-- ABOUT THIS TASK --
Go through the data and copy each line where the string "kind" appears.

-- EXCERPTED RECORDS --
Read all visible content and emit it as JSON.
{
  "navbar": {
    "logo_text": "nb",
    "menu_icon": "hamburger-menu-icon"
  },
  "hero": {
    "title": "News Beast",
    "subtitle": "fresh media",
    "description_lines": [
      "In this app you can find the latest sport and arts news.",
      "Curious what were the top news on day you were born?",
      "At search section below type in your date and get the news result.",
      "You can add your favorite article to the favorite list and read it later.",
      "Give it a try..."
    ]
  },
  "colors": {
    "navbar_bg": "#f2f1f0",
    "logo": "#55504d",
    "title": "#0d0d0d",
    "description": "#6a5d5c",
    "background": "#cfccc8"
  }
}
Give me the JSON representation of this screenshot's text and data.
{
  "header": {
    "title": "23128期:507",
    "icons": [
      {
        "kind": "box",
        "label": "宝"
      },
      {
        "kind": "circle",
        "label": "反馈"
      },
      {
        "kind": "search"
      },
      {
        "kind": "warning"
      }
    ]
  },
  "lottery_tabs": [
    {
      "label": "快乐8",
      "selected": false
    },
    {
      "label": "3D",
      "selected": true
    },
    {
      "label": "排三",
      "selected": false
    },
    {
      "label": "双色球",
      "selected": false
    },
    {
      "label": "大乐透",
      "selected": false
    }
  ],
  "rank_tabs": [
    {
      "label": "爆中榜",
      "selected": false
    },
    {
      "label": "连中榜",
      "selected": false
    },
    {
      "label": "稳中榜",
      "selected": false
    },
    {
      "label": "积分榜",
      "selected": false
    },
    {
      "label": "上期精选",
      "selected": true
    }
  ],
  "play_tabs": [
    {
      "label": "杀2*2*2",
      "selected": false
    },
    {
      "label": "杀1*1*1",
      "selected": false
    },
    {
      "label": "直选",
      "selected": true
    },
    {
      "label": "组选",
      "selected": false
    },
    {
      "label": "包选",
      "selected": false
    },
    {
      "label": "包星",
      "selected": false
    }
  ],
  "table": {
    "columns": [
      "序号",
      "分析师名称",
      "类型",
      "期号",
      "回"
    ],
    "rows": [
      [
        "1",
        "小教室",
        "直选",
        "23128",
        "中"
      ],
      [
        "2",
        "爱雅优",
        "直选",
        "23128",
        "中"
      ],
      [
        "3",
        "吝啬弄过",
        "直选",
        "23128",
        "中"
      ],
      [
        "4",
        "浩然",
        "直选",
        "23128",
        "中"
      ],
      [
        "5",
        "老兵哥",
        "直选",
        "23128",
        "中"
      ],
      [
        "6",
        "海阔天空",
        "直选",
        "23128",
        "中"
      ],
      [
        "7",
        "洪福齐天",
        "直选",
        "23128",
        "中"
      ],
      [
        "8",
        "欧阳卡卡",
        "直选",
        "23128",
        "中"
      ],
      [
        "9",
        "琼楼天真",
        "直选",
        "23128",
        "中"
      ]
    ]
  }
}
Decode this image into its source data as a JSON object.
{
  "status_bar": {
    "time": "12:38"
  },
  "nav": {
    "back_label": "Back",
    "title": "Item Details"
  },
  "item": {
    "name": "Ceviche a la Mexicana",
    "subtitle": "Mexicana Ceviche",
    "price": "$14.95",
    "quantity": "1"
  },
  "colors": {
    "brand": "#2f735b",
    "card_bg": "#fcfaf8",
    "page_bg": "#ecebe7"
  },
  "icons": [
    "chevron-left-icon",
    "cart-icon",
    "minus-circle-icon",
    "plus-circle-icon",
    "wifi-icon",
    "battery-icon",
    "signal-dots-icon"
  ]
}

-- WRITTEN ANSWER --
        "kind": "box",
        "kind": "circle",
        "kind": "search"
        "kind": "warning"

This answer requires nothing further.